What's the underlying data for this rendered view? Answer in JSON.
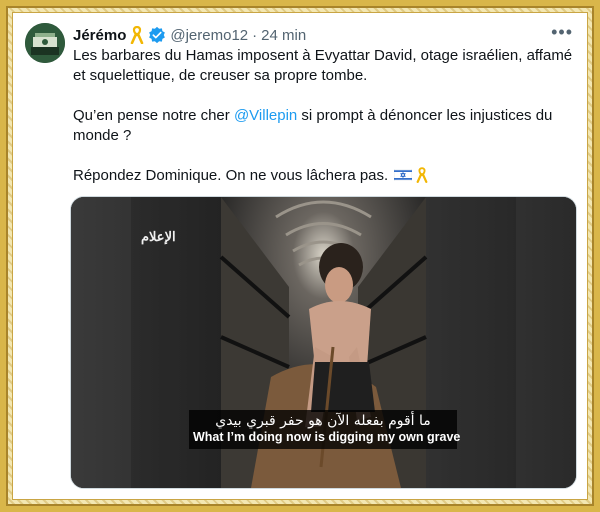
{
  "tweet": {
    "author_name": "Jérémo",
    "handle": "@jeremo12",
    "separator": "·",
    "time": "24 min",
    "more_label": "•••",
    "paragraph1": "Les barbares du Hamas imposent à Evyattar David, otage israélien, affamé et squelettique, de creuser sa propre tombe.",
    "paragraph2_before": "Qu’en pense notre cher ",
    "paragraph2_mention": "@Villepin",
    "paragraph2_after": " si prompt à dénoncer les injustices du monde ?",
    "paragraph3": "Répondez Dominique. On ne vous lâchera pas.",
    "emoji_icons": [
      "israel-flag-icon",
      "yellow-ribbon-icon"
    ]
  },
  "media": {
    "watermark": "الإعلام",
    "subtitle_arabic": "ما أقوم بفعله الآن هو حفر قبري بيدي",
    "subtitle_english": "What I’m doing now is digging my own grave"
  },
  "colors": {
    "link": "#1d9bf0",
    "verified": "#1d9bf0",
    "ribbon": "#f2b705",
    "text": "#0f1419",
    "muted": "#536471",
    "frame": "#d9b64a"
  }
}
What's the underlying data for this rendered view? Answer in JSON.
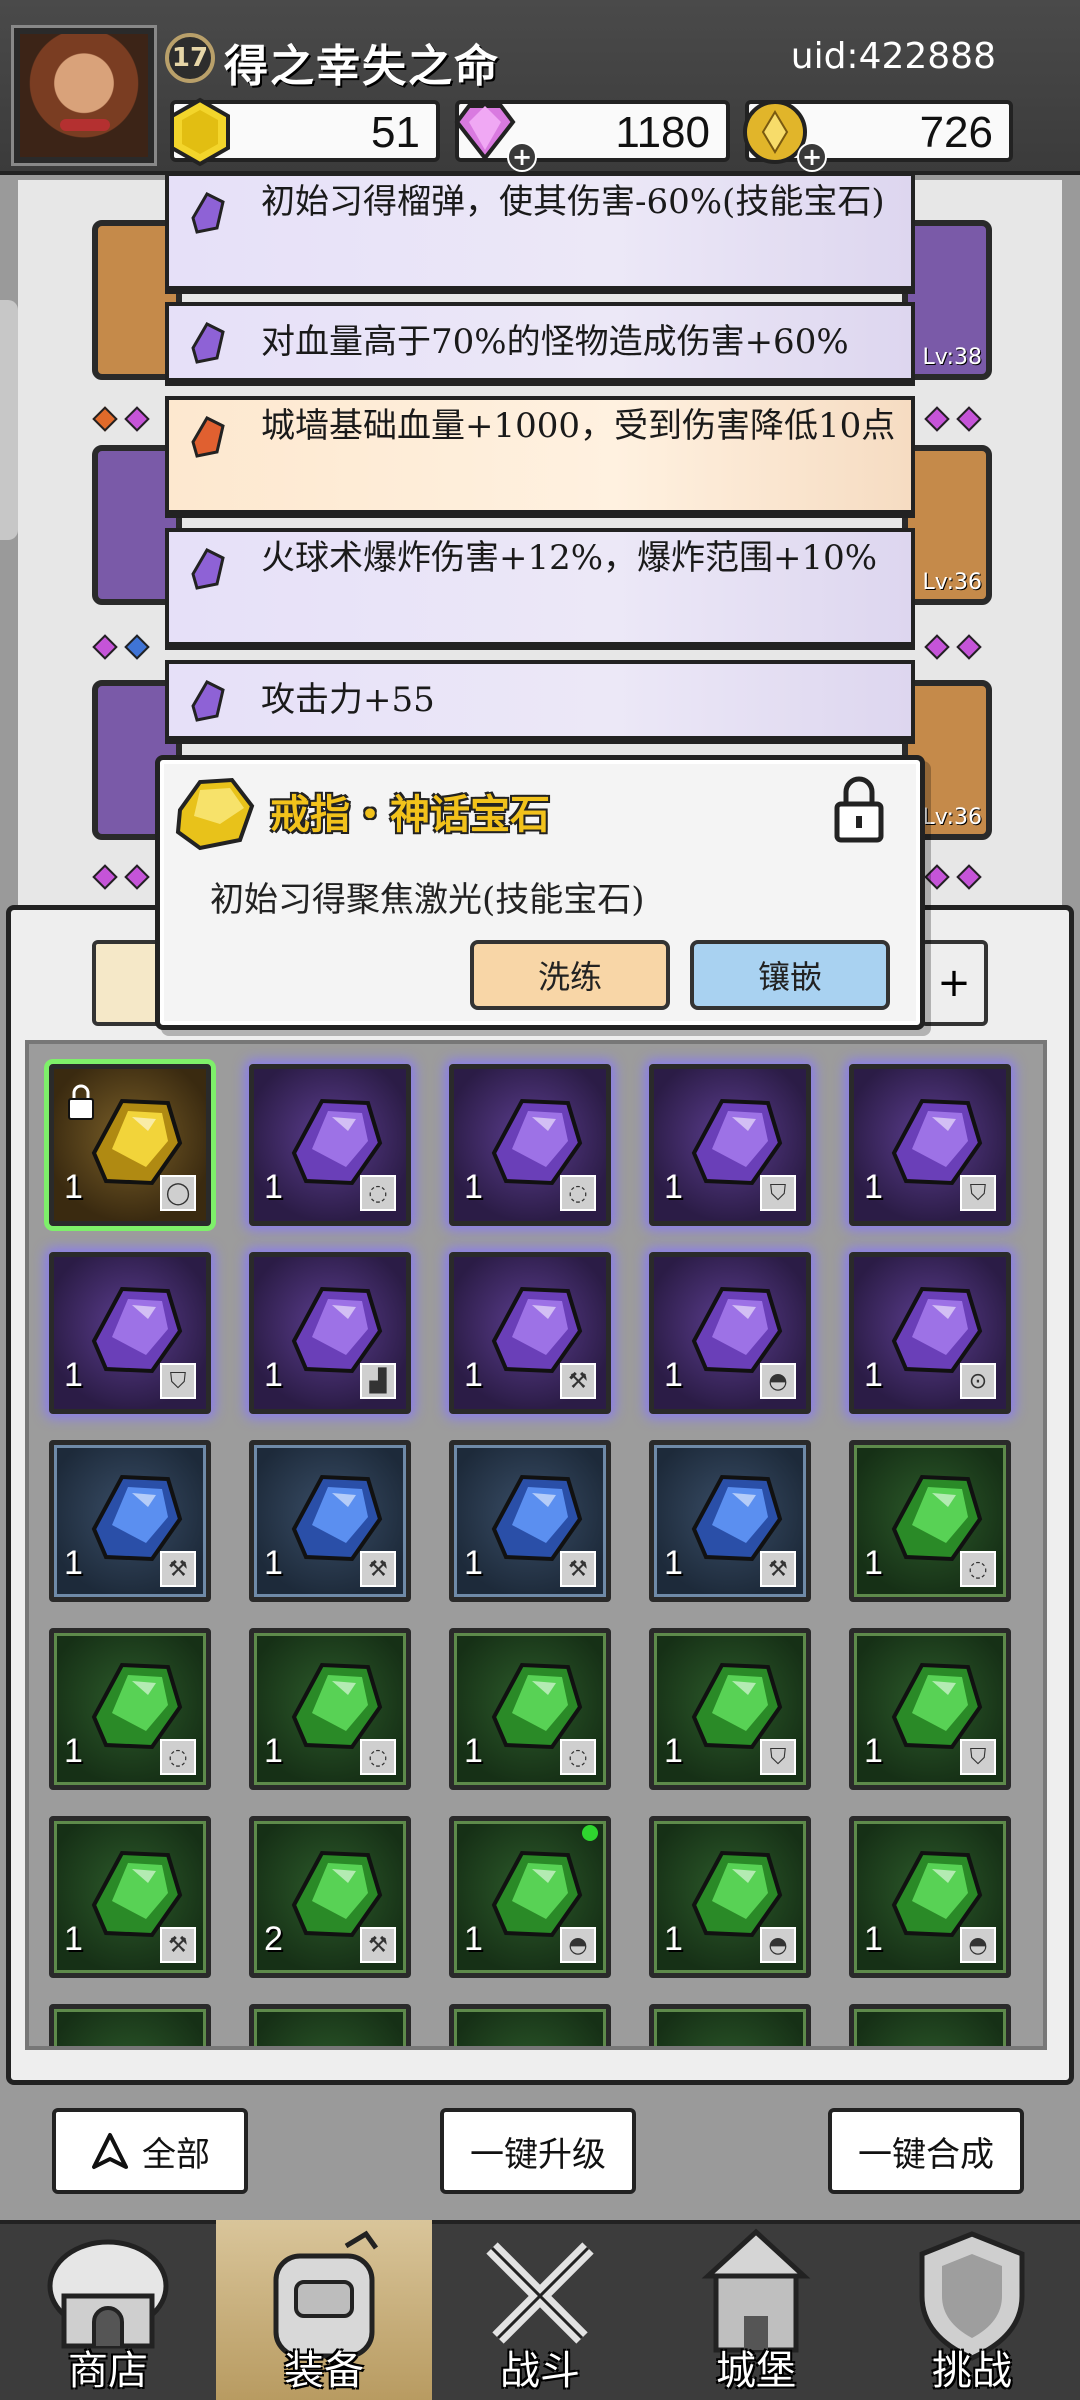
{
  "header": {
    "level": "17",
    "player_name": "得之幸失之命",
    "uid": "uid:422888",
    "resources": {
      "gold_gem": "51",
      "diamond": "1180",
      "coin": "726"
    }
  },
  "equipment_levels": [
    "Lv:38",
    "Lv:36",
    "Lv:36"
  ],
  "stats": [
    {
      "text": "初始习得榴弹，使其伤害-60%(技能宝石)",
      "color": "purple"
    },
    {
      "text": "对血量高于70%的怪物造成伤害+60%",
      "color": "purple"
    },
    {
      "text": "城墙基础血量+1000，受到伤害降低10点",
      "color": "orange"
    },
    {
      "text": "火球术爆炸伤害+12%，爆炸范围+10%",
      "color": "purple"
    },
    {
      "text": "攻击力+55",
      "color": "purple"
    }
  ],
  "popup": {
    "title": "戒指・神话宝石",
    "description": "初始习得聚焦激光(技能宝石)",
    "refine_label": "洗练",
    "inlay_label": "镶嵌"
  },
  "inventory": [
    [
      {
        "rarity": "gold",
        "count": "1",
        "part": "ring",
        "locked": true
      },
      {
        "rarity": "purple",
        "count": "1",
        "part": "necklace"
      },
      {
        "rarity": "purple",
        "count": "1",
        "part": "necklace"
      },
      {
        "rarity": "purple",
        "count": "1",
        "part": "armor"
      },
      {
        "rarity": "purple",
        "count": "1",
        "part": "armor"
      }
    ],
    [
      {
        "rarity": "purple",
        "count": "1",
        "part": "armor"
      },
      {
        "rarity": "purple",
        "count": "1",
        "part": "boots"
      },
      {
        "rarity": "purple",
        "count": "1",
        "part": "weapon"
      },
      {
        "rarity": "purple",
        "count": "1",
        "part": "helmet"
      },
      {
        "rarity": "purple",
        "count": "1",
        "part": "amulet"
      }
    ],
    [
      {
        "rarity": "blue",
        "count": "1",
        "part": "weapon"
      },
      {
        "rarity": "blue",
        "count": "1",
        "part": "weapon"
      },
      {
        "rarity": "blue",
        "count": "1",
        "part": "weapon"
      },
      {
        "rarity": "blue",
        "count": "1",
        "part": "weapon"
      },
      {
        "rarity": "green",
        "count": "1",
        "part": "necklace"
      }
    ],
    [
      {
        "rarity": "green",
        "count": "1",
        "part": "necklace"
      },
      {
        "rarity": "green",
        "count": "1",
        "part": "necklace"
      },
      {
        "rarity": "green",
        "count": "1",
        "part": "necklace"
      },
      {
        "rarity": "green",
        "count": "1",
        "part": "armor"
      },
      {
        "rarity": "green",
        "count": "1",
        "part": "armor"
      }
    ],
    [
      {
        "rarity": "green",
        "count": "1",
        "part": "weapon"
      },
      {
        "rarity": "green",
        "count": "2",
        "part": "weapon"
      },
      {
        "rarity": "green",
        "count": "1",
        "part": "helmet",
        "new": true
      },
      {
        "rarity": "green",
        "count": "1",
        "part": "helmet"
      },
      {
        "rarity": "green",
        "count": "1",
        "part": "helmet"
      }
    ]
  ],
  "actions": {
    "filter_all": "全部",
    "upgrade_all": "一键升级",
    "merge_all": "一键合成"
  },
  "nav": [
    {
      "label": "商店",
      "icon": "shop-icon"
    },
    {
      "label": "装备",
      "icon": "backpack-icon",
      "active": true
    },
    {
      "label": "战斗",
      "icon": "crossed-swords-icon"
    },
    {
      "label": "城堡",
      "icon": "castle-icon"
    },
    {
      "label": "挑战",
      "icon": "shield-challenge-icon"
    }
  ],
  "colors": {
    "purple_gem": "#8e62d6",
    "blue_gem": "#3f74d6",
    "green_gem": "#3fb83b",
    "gold_gem": "#e8c21a",
    "orange_gem": "#e06030",
    "popup_title": "#f2c21b"
  }
}
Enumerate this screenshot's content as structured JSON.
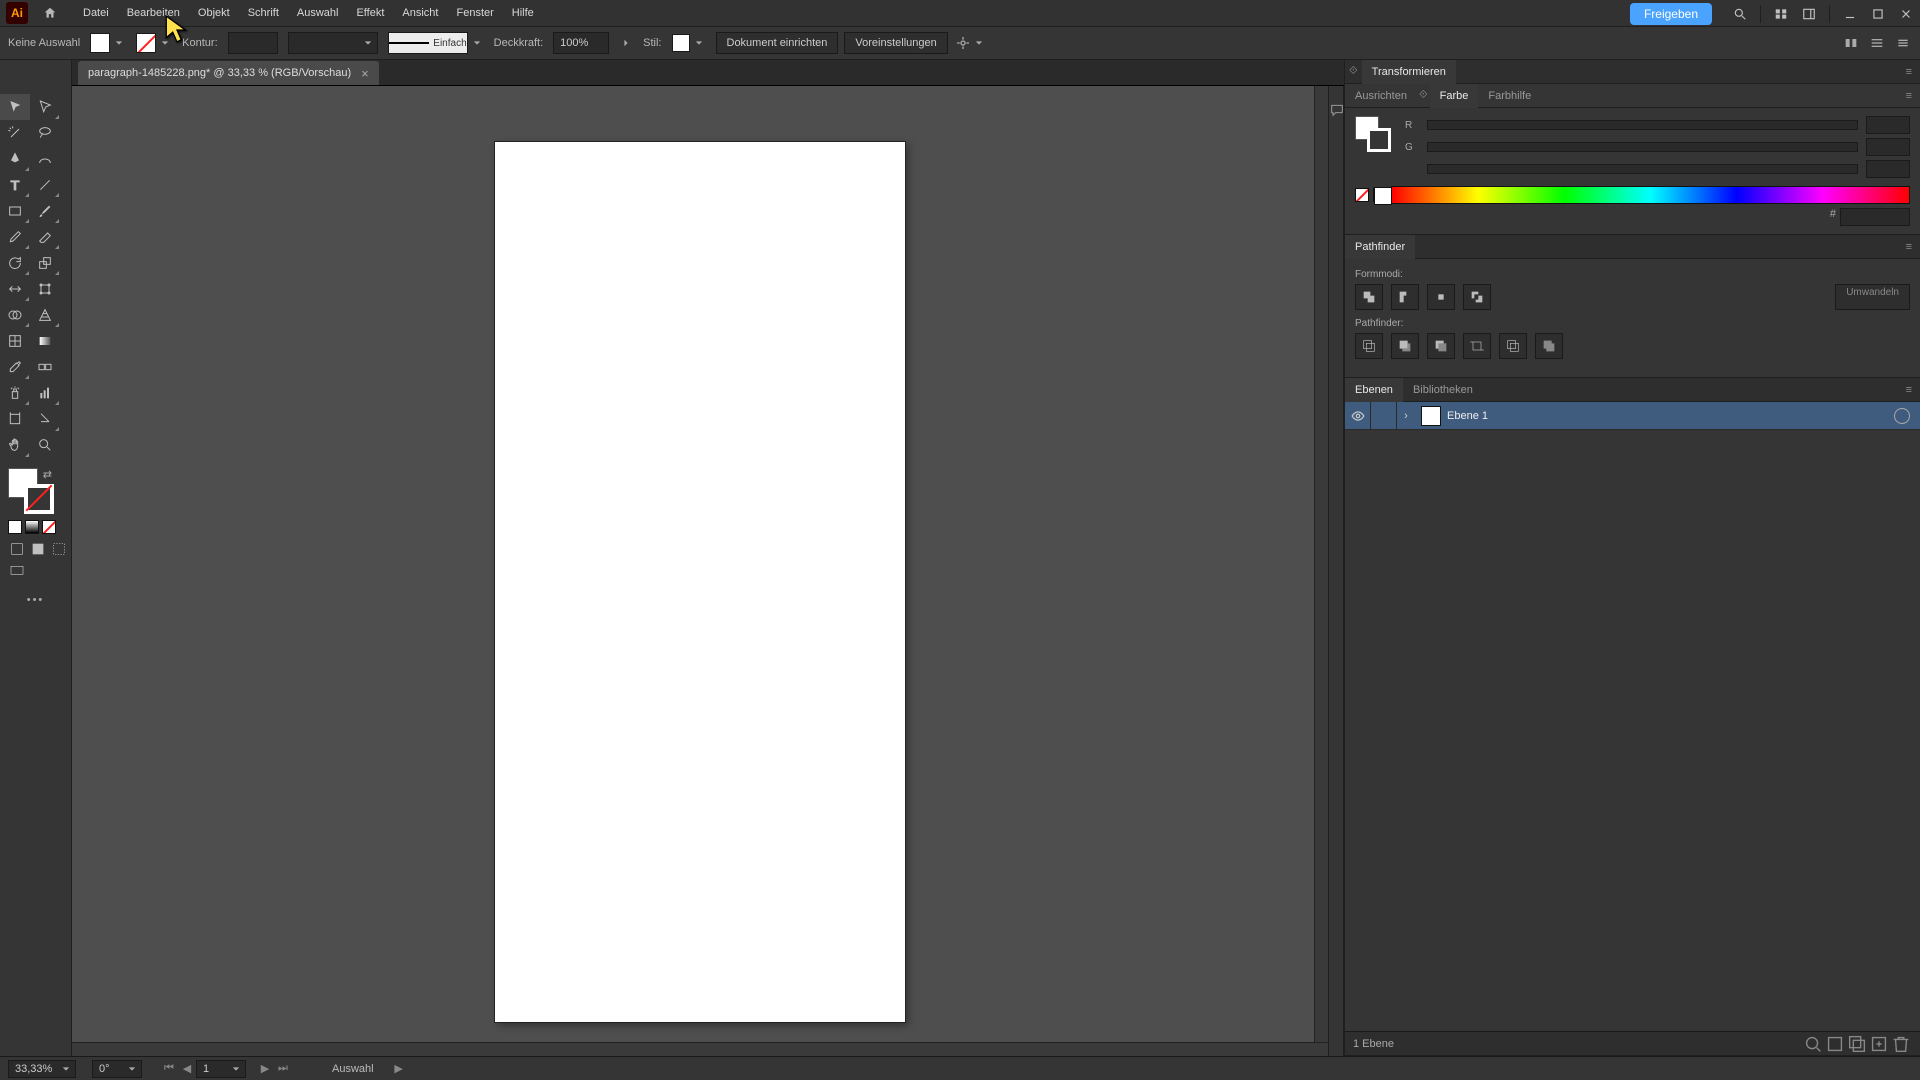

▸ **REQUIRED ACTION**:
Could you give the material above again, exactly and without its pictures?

▸ **ANSWER BELOW**:
What's the underlying data for this rendered view? Answer in JSON.
{
  "tweet": {
    "author_name": "Jérémo",
    "handle": "@jeremo12",
    "separator": "·",
    "time": "24 min",
    "more_label": "•••",
    "paragraph1": "Les barbares du Hamas imposent à Evyattar David, otage israélien, affamé et squelettique, de creuser sa propre tombe.",
    "paragraph2_before": "Qu’en pense notre cher ",
    "paragraph2_mention": "@Villepin",
    "paragraph2_after": " si prompt à dénoncer les injustices du monde ?",
    "paragraph3": "Répondez Dominique. On ne vous lâchera pas.",
    "emoji_icons": [
      "israel-flag-icon",
      "yellow-ribbon-icon"
    ]
  },
  "media": {
    "watermark": "الإعلام",
    "subtitle_arabic": "ما أقوم بفعله الآن هو حفر قبري بيدي",
    "subtitle_english": "What I’m doing now is digging my own grave"
  },
  "colors": {
    "link": "#1d9bf0",
    "verified": "#1d9bf0",
    "ribbon": "#f2b705",
    "text": "#0f1419",
    "muted": "#536471",
    "frame": "#d9b64a"
  }
}
What's the underlying data for this rendered view? Answer in JSON.
{
  "header": {
    "level": "17",
    "player_name": "得之幸失之命",
    "uid": "uid:422888",
    "resources": {
      "gold_gem": "51",
      "diamond": "1180",
      "coin": "726"
    }
  },
  "equipment_levels": [
    "Lv:38",
    "Lv:36",
    "Lv:36"
  ],
  "stats": [
    {
      "text": "初始习得榴弹，使其伤害-60%(技能宝石)",
      "color": "purple"
    },
    {
      "text": "对血量高于70%的怪物造成伤害+60%",
      "color": "purple"
    },
    {
      "text": "城墙基础血量+1000，受到伤害降低10点",
      "color": "orange"
    },
    {
      "text": "火球术爆炸伤害+12%，爆炸范围+10%",
      "color": "purple"
    },
    {
      "text": "攻击力+55",
      "color": "purple"
    }
  ],
  "popup": {
    "title": "戒指・神话宝石",
    "description": "初始习得聚焦激光(技能宝石)",
    "refine_label": "洗练",
    "inlay_label": "镶嵌"
  },
  "inventory": [
    [
      {
        "rarity": "gold",
        "count": "1",
        "part": "ring",
        "locked": true
      },
      {
        "rarity": "purple",
        "count": "1",
        "part": "necklace"
      },
      {
        "rarity": "purple",
        "count": "1",
        "part": "necklace"
      },
      {
        "rarity": "purple",
        "count": "1",
        "part": "armor"
      },
      {
        "rarity": "purple",
        "count": "1",
        "part": "armor"
      }
    ],
    [
      {
        "rarity": "purple",
        "count": "1",
        "part": "armor"
      },
      {
        "rarity": "purple",
        "count": "1",
        "part": "boots"
      },
      {
        "rarity": "purple",
        "count": "1",
        "part": "weapon"
      },
      {
        "rarity": "purple",
        "count": "1",
        "part": "helmet"
      },
      {
        "rarity": "purple",
        "count": "1",
        "part": "amulet"
      }
    ],
    [
      {
        "rarity": "blue",
        "count": "1",
        "part": "weapon"
      },
      {
        "rarity": "blue",
        "count": "1",
        "part": "weapon"
      },
      {
        "rarity": "blue",
        "count": "1",
        "part": "weapon"
      },
      {
        "rarity": "blue",
        "count": "1",
        "part": "weapon"
      },
      {
        "rarity": "green",
        "count": "1",
        "part": "necklace"
      }
    ],
    [
      {
        "rarity": "green",
        "count": "1",
        "part": "necklace"
      },
      {
        "rarity": "green",
        "count": "1",
        "part": "necklace"
      },
      {
        "rarity": "green",
        "count": "1",
        "part": "necklace"
      },
      {
        "rarity": "green",
        "count": "1",
        "part": "armor"
      },
      {
        "rarity": "green",
        "count": "1",
        "part": "armor"
      }
    ],
    [
      {
        "rarity": "green",
        "count": "1",
        "part": "weapon"
      },
      {
        "rarity": "green",
        "count": "2",
        "part": "weapon"
      },
      {
        "rarity": "green",
        "count": "1",
        "part": "helmet",
        "new": true
      },
      {
        "rarity": "green",
        "count": "1",
        "part": "helmet"
      },
      {
        "rarity": "green",
        "count": "1",
        "part": "helmet"
      }
    ]
  ],
  "actions": {
    "filter_all": "全部",
    "upgrade_all": "一键升级",
    "merge_all": "一键合成"
  },
  "nav": [
    {
      "label": "商店",
      "icon": "shop-icon"
    },
    {
      "label": "装备",
      "icon": "backpack-icon",
      "active": true
    },
    {
      "label": "战斗",
      "icon": "crossed-swords-icon"
    },
    {
      "label": "城堡",
      "icon": "castle-icon"
    },
    {
      "label": "挑战",
      "icon": "shield-challenge-icon"
    }
  ],
  "colors": {
    "purple_gem": "#8e62d6",
    "blue_gem": "#3f74d6",
    "green_gem": "#3fb83b",
    "gold_gem": "#e8c21a",
    "orange_gem": "#e06030",
    "popup_title": "#f2c21b"
  }
}
Enumerate this screenshot's content as structured JSON.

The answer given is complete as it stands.